Kelly and his wife, Mary, and occasionally their son and daughter, have had plenty of time to mull over the various oddities that they found in the space — many of which Kelly plans to donate to the local historical society — as they were using Cady Hall as a country getaway of sorts until construction was completed their new permanent residence there. (That abode, a modernist house designed by architect Toshiko Mori, sits on a hilltop on the outskirts of town and has an appealingly green aspect: its shiny exterior is made entirely of recycled aluminum cans.) While Kelly has left a few attractive pieces of modern furniture at the studio space, including a rare Kjaerholm flat file, his new house is like a small museum, built around the theme of language and stocked with artworks by the likes of Joseph Beuys, Marcel Duchamp, Jenny Holzer, and Lawrence Weiner. In the glass-walled library, an edition of Marcel Duchamp's famous "Boîte-en-valise" is displayed alongside rare editions of James Joyce's "Ulysses" (Kelly is something of a Joyce fanatic; the family's two Jack Russell terriers are called Molly and Finn.) Outside, a Joseph Kosuth neon text piece spreads over a wall with the with the words "History Place Parts Whole Context Meaning,"  in front of which one of Antony Gormley's life-size figural sculptures stands like a sentinel, gazing at a landscape of upstate New York. So wide is the vista, stretching from Red Hook to the Catskills to Albany, that this Fourth of July the Kellys were able to simultaneously watch five different sets of fireworks.

Above the bed in the room occupied by Lauren Kelly, the dealer's daughter and an associate at his gallery, is a framed set of Liversidge's proposals. It was Lauren who brought Liversidge to her father's attention after seeing his project in Basel, and, in exchange for his time at Cady Hall, he will give the elder Kelly some of the work he is producing there. And he hasn't only busied himself collecting "Free" signs and embossing money. There are also delicate drawings of trees made by cutting thin strips of black tape and placing them on paper. There are also photographs that Liversidge, a confessed Polaroid obsessive, has taken with a couple of antiquated Polaroid cameras that he was given in exchange for cataloguing an art collection. He managed to find film for them and has been making little diptychs from photographs of everyday things around town — he thinks of them as "siamese" images — by taking one photograph and then, a few minutes later, attempting to exactly recreate it. What interests him are the unavoidable subtle differences between one picture and another, such as slightly displaced shadows. Another "siamese" piece involves a Xerox copy of a sign for a lost cat, which happens to be siamese.
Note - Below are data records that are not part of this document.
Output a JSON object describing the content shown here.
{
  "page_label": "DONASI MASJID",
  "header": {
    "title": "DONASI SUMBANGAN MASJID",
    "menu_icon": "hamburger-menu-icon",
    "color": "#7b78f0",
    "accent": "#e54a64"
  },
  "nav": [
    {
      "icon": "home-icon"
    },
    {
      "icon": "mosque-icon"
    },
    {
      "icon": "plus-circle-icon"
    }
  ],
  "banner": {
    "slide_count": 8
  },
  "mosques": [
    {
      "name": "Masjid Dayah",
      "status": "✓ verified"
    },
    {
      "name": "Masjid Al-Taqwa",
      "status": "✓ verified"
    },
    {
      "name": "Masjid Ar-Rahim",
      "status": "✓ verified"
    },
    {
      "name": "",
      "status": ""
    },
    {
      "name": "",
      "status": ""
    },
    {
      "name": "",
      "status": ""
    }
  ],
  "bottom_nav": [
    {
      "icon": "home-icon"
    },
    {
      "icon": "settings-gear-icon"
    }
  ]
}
Liversidge is the first artist who's been invited to use Cady Hall for the summer, but Kelly, always thinking like a dealer, has big plans for the space — big plans for big pictures. Wouldn't it be great, he says, as he descends the stairs to Main Street, to invite his Edinburgh-based artist Callum Innes to spend some time here? "He could come here and make big paintings," he says. "We'd put them on view here in Chatham, and then at the gallery in New York. That's a show! The only way we have of getting his large paintings to New York now is on planes that can handle giant freight. It's a problem."

And with that Kelly, throwing on a straw hat, climbed behind the wheel of a red and white 1962 Chevy Impala convertible with license plates that read "HISTORICAL." Asked about the classic car, he laughs. "Oh, this?" he says. "I suppose this is my other problem."